Please output every record exactly, keeping each line as it is.
───
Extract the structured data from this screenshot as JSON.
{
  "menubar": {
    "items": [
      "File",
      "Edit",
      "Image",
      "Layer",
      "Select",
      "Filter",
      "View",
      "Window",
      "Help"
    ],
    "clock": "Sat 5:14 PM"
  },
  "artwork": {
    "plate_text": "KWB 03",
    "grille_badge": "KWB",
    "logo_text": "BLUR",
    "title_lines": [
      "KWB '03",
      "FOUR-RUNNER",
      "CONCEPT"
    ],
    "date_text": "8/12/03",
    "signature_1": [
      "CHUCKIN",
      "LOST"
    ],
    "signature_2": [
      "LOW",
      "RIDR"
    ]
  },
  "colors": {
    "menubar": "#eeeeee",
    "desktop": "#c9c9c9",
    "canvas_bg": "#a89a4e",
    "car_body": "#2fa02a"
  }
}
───
#### EXPECTED ANSWER:
Extract the structured data from this screenshot as JSON.
{
  "menubar": {
    "items": [
      "File",
      "Edit",
      "Image",
      "Layer",
      "Select",
      "Filter",
      "View",
      "Window",
      "Help"
    ],
    "clock": "Sat 5:14 PM"
  },
  "artwork": {
    "plate_text": "KWB 03",
    "grille_badge": "KWB",
    "logo_text": "BLUR",
    "title_lines": [
      "KWB '03",
      "FOUR-RUNNER",
      "CONCEPT"
    ],
    "date_text": "8/12/03",
    "signature_1": [
      "CHUCKIN",
      "LOST"
    ],
    "signature_2": [
      "LOW",
      "RIDR"
    ]
  },
  "colors": {
    "menubar": "#eeeeee",
    "desktop": "#c9c9c9",
    "canvas_bg": "#a89a4e",
    "car_body": "#2fa02a"
  }
}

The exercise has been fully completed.